A Sugar Baby is a common variety of miniature watermelon, often found in farmers markets and grocery stores under the moniker “personal watermelon”. They are small, and sweet, and utterly hydrating on a hot summer day, especially when rum is involved. We don’t usually go in for frozen drinks, and we generally like our daiquiris Hemingway-style, but sometimes an adult slurpee is really the only way to go when the mercury is on the rise. Slurp it up and drink it down.

Sugarbaby Daiquiri

Most frozen drinks are made with ice cubes, but we turn our noses up at that when we have watermelon available. As you might imagine, watermelon is mostly water and so, when cut into cubes, they freeze perfectly. They also freeze fairly quickly, so you’ll be ready to whip up your daiquiris within a couple of hours of freezing.

One Sugar Baby watermelon, preferably seedless, cut into chunks

2 ounces rum, preferably a lighter variety such as silver or gold (we used Mount Gay this time)

1 ounce hibiscus liqueur (we used Don Ciccio & Figli; if you don’t have that available to you, use St. Germain elderflower liqueur to add a floral note, or even Maraschino liqueur, which is generally used in traditional daiquiris)

1 fresh lime

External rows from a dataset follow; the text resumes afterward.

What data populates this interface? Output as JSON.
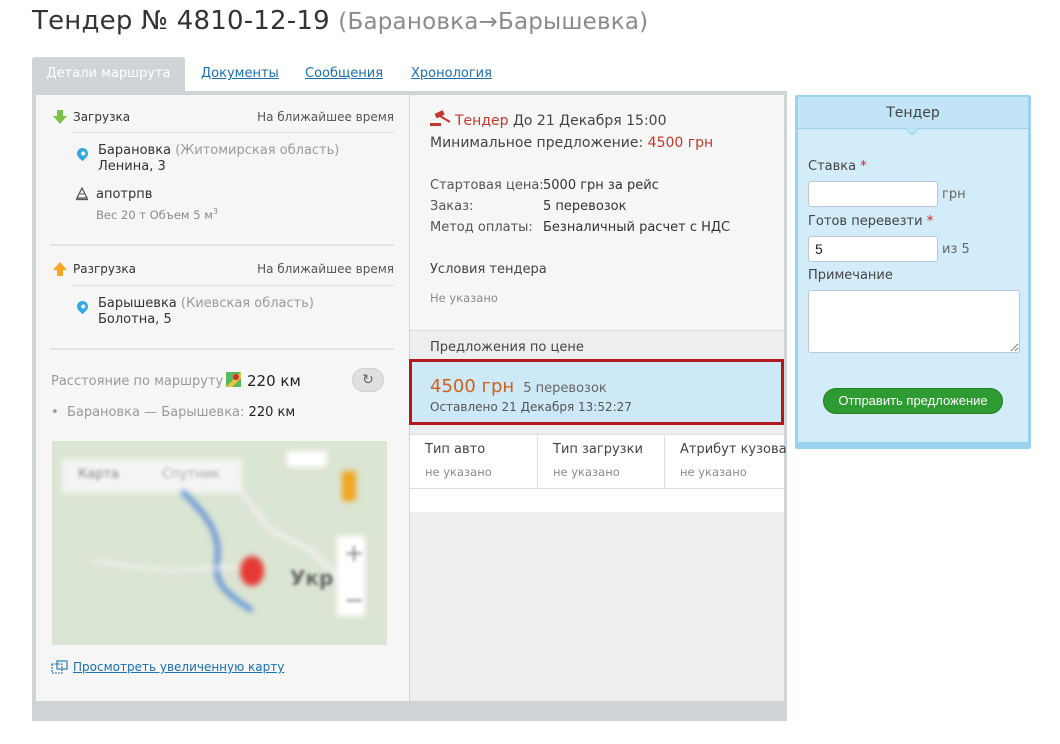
{
  "header": {
    "title": "Тендер № 4810-12-19",
    "subtitle": "(Барановка→Барышевка)"
  },
  "tabs": [
    {
      "label": "Детали маршрута",
      "active": true
    },
    {
      "label": "Документы"
    },
    {
      "label": "Сообщения"
    },
    {
      "label": "Хронология"
    }
  ],
  "loading": {
    "label": "Загрузка",
    "time": "На ближайшее время",
    "city": "Барановка",
    "region": "(Житомирская область)",
    "street": "Ленина, 3",
    "cargo_name": "апотрпв",
    "cargo_params": "Вес 20 т  Объем 5 м",
    "cargo_unit_exp": "3"
  },
  "unloading": {
    "label": "Разгрузка",
    "time": "На ближайшее время",
    "city": "Барышевка",
    "region": "(Киевская область)",
    "street": "Болотна, 5"
  },
  "distance": {
    "label": "Расстояние по маршруту —",
    "value": "220 км",
    "segment_label": "Барановка — Барышевка:",
    "segment_value": "220 км"
  },
  "map": {
    "tab_map": "Карта",
    "tab_satellite": "Спутник",
    "zoom_in": "+",
    "zoom_out": "−",
    "place_label": "Укр",
    "enlarge_link": "Просмотреть увеличенную карту"
  },
  "tender": {
    "label": "Тендер",
    "deadline": "До 21 Декабря 15:00",
    "min_offer_label": "Минимальное предложение:",
    "min_offer_value": "4500 грн",
    "start_price_label": "Стартовая цена:",
    "start_price_value": "5000 грн за рейс",
    "order_label": "Заказ:",
    "order_value": "5 перевозок",
    "payment_label": "Метод оплаты:",
    "payment_value": "Безналичный расчет с НДС",
    "conditions_label": "Условия тендера",
    "conditions_value": "Не указано"
  },
  "offers": {
    "label": "Предложения по цене",
    "items": [
      {
        "price": "4500 грн",
        "count": "5 перевозок",
        "date": "Оставлено 21 Декабря 13:52:27"
      }
    ]
  },
  "vehicle": {
    "columns": [
      "Тип авто",
      "Тип загрузки",
      "Атрибут кузова"
    ],
    "values": [
      "не указано",
      "не указано",
      "не указано"
    ]
  },
  "form": {
    "title": "Тендер",
    "bid_label": "Ставка",
    "required_mark": "*",
    "bid_value": "",
    "bid_unit": "грн",
    "ready_label": "Готов перевезти",
    "ready_value": "5",
    "ready_total": "из 5",
    "note_label": "Примечание",
    "note_value": "",
    "submit_label": "Отправить предложение"
  },
  "colors": {
    "accent_red": "#c0392b",
    "link_blue": "#1a6fb0",
    "offer_bg": "#cde8f6",
    "offer_border": "#b21a1a",
    "button_green": "#2e9b32",
    "sidebar_bg": "#d2ecf9"
  }
}
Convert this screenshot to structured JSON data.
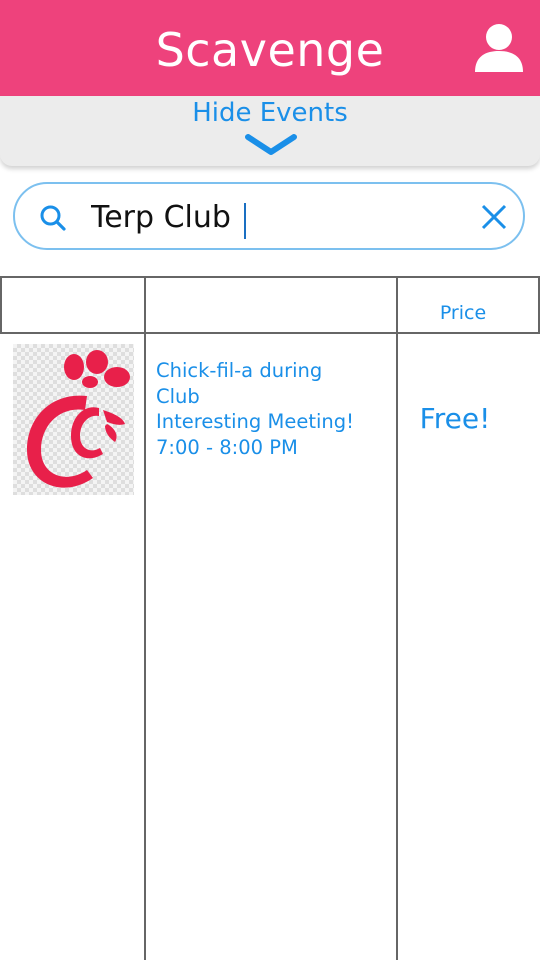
{
  "header": {
    "title": "Scavenge",
    "profile_icon": "person-icon"
  },
  "hide_events": {
    "label": "Hide Events",
    "icon": "chevron-down-icon"
  },
  "search": {
    "value": "Terp Club",
    "search_icon": "search-icon",
    "clear_icon": "close-icon"
  },
  "table": {
    "columns": [
      "",
      "",
      "Price"
    ],
    "rows": [
      {
        "image": "chick-fil-a-logo",
        "title_line1": "Chick-fil-a during",
        "title_line2": "Club",
        "subtitle": "Interesting Meeting!",
        "time": "7:00 - 8:00 PM",
        "price": "Free!"
      }
    ]
  },
  "colors": {
    "header_bg": "#ee427c",
    "accent_blue": "#1a8fe8",
    "logo_red": "#e8204a",
    "bar_bg": "#ececec"
  }
}
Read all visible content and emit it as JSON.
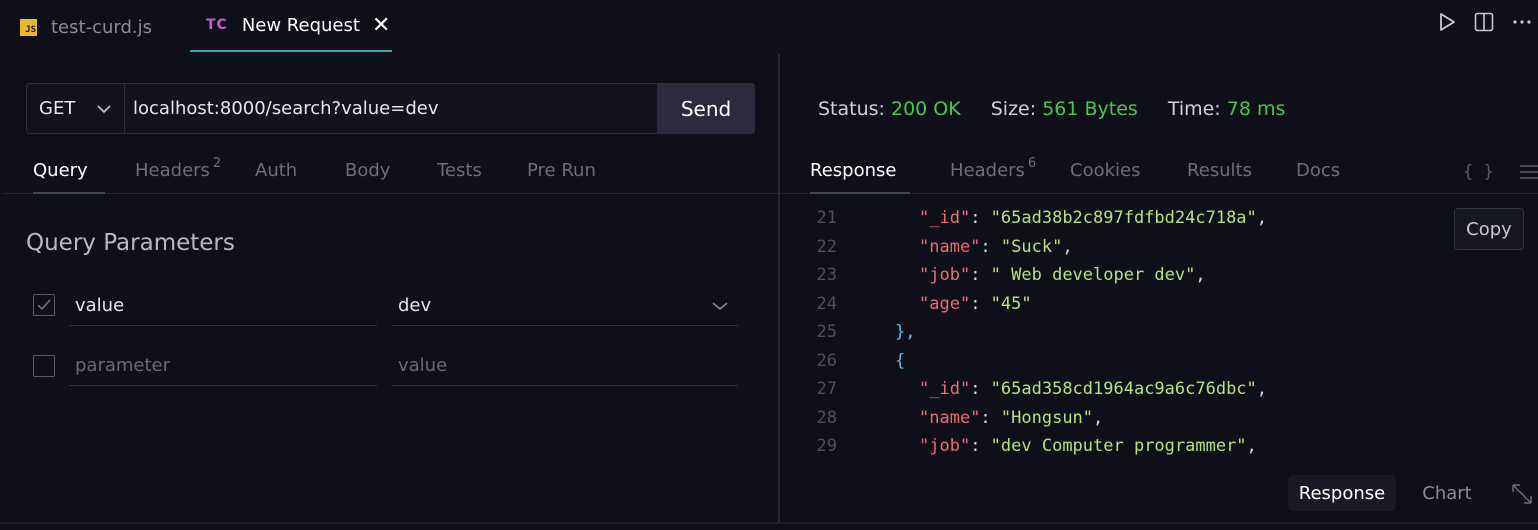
{
  "tabs": [
    {
      "badge": "JS",
      "label": "test-curd.js",
      "active": false
    },
    {
      "badge": "TC",
      "label": "New Request",
      "active": true,
      "close": "✕"
    }
  ],
  "request": {
    "method": "GET",
    "url": "localhost:8000/search?value=dev",
    "send_label": "Send"
  },
  "request_tabs": [
    {
      "label": "Query",
      "active": true,
      "count": ""
    },
    {
      "label": "Headers",
      "active": false,
      "count": "2"
    },
    {
      "label": "Auth",
      "active": false,
      "count": ""
    },
    {
      "label": "Body",
      "active": false,
      "count": ""
    },
    {
      "label": "Tests",
      "active": false,
      "count": ""
    },
    {
      "label": "Pre Run",
      "active": false,
      "count": ""
    }
  ],
  "query": {
    "title": "Query Parameters",
    "rows": [
      {
        "checked": true,
        "name": "value",
        "value": "dev"
      },
      {
        "checked": false,
        "name_placeholder": "parameter",
        "value_placeholder": "value"
      }
    ]
  },
  "status": {
    "status_label": "Status:",
    "status_value": "200 OK",
    "size_label": "Size:",
    "size_value": "561 Bytes",
    "time_label": "Time:",
    "time_value": "78 ms"
  },
  "response_tabs": [
    {
      "label": "Response",
      "active": true,
      "count": ""
    },
    {
      "label": "Headers",
      "active": false,
      "count": "6"
    },
    {
      "label": "Cookies",
      "active": false,
      "count": ""
    },
    {
      "label": "Results",
      "active": false,
      "count": ""
    },
    {
      "label": "Docs",
      "active": false,
      "count": ""
    }
  ],
  "response_icons": {
    "format": "{ }",
    "menu": "menu-icon"
  },
  "code_lines": [
    {
      "n": "21",
      "key": "_id",
      "val": "65ad38b2c897fdfbd24c718a",
      "comma": true
    },
    {
      "n": "22",
      "key": "name",
      "val": "Suck",
      "comma": true
    },
    {
      "n": "23",
      "key": "job",
      "val": " Web developer dev",
      "comma": true
    },
    {
      "n": "24",
      "key": "age",
      "val": "45",
      "comma": false
    },
    {
      "n": "25",
      "brace": "},"
    },
    {
      "n": "26",
      "brace": "{"
    },
    {
      "n": "27",
      "key": "_id",
      "val": "65ad358cd1964ac9a6c76dbc",
      "comma": true
    },
    {
      "n": "28",
      "key": "name",
      "val": "Hongsun",
      "comma": true
    },
    {
      "n": "29",
      "key": "job",
      "val": "dev Computer programmer",
      "comma": true
    }
  ],
  "copy_label": "Copy",
  "view_tabs": {
    "response": "Response",
    "chart": "Chart"
  },
  "colors": {
    "accent_tab": "#3aa6a0",
    "status_ok": "#46c74e",
    "json_key": "#f06a72",
    "json_string": "#b6e27a",
    "json_brace": "#59b8e8"
  }
}
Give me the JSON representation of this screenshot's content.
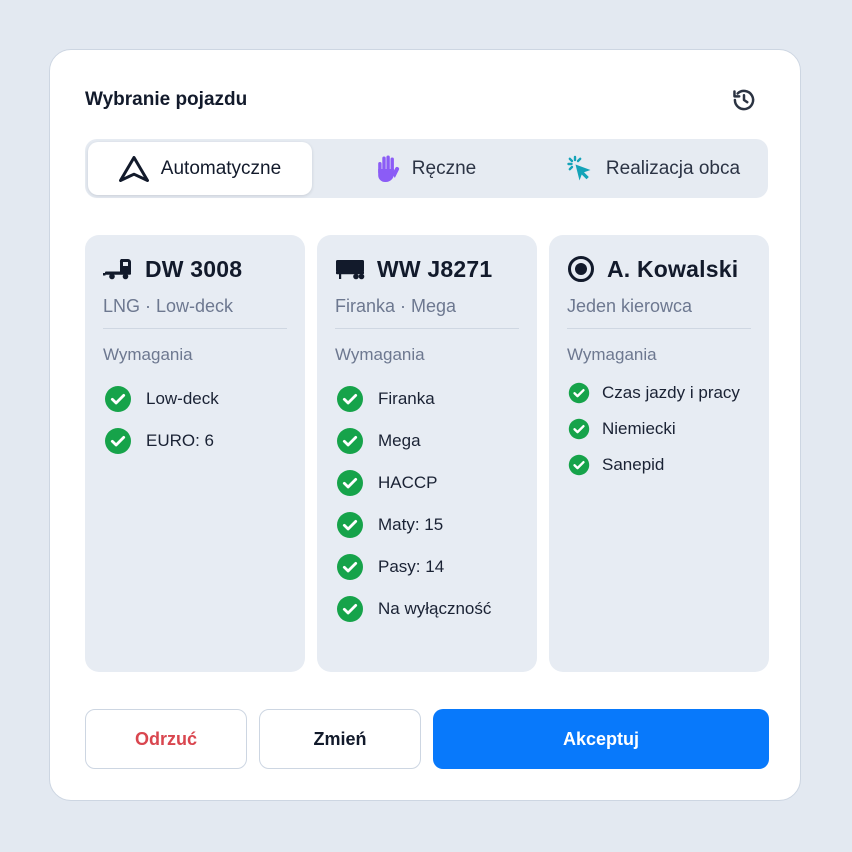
{
  "header": {
    "title": "Wybranie pojazdu",
    "history_icon": "history-icon"
  },
  "tabs": [
    {
      "label": "Automatyczne",
      "icon": "navigation-arrow-icon",
      "active": true
    },
    {
      "label": "Ręczne",
      "icon": "hand-icon",
      "active": false
    },
    {
      "label": "Realizacja obca",
      "icon": "cursor-click-icon",
      "active": false
    }
  ],
  "columns": [
    {
      "icon": "truck-tractor-icon",
      "title": "DW 3008",
      "subtitle": "LNG · Low-deck",
      "requirements_label": "Wymagania",
      "requirements": [
        "Low-deck",
        "EURO: 6"
      ]
    },
    {
      "icon": "trailer-icon",
      "title": "WW J8271",
      "subtitle": "Firanka · Mega",
      "requirements_label": "Wymagania",
      "requirements": [
        "Firanka",
        "Mega",
        "HACCP",
        "Maty: 15",
        "Pasy: 14",
        "Na wyłączność"
      ]
    },
    {
      "icon": "driver-radio-icon",
      "title": "A. Kowalski",
      "subtitle": "Jeden kierowca",
      "requirements_label": "Wymagania",
      "requirements": [
        "Czas jazdy i pracy",
        "Niemiecki",
        "Sanepid"
      ]
    }
  ],
  "actions": {
    "reject": "Odrzuć",
    "change": "Zmień",
    "accept": "Akceptuj"
  },
  "colors": {
    "accent": "#0879fb",
    "reject": "#d9464f",
    "check": "#16a34a",
    "hand": "#8b5cf6",
    "external": "#14a3b8"
  }
}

Place the watermelon chunks into a plastic Ziploc bag and freeze until solid, about an hour or two. To make a good-sized daiquiri, place one cup of frozen watermelon chunks in a blender with the rum, liqueur, and the juice of half a lime. Blend on high for a few seconds — it won’t take long to break down the cubes and you want them to maintain a perfectly drinkable frozen purée. Serve immediately.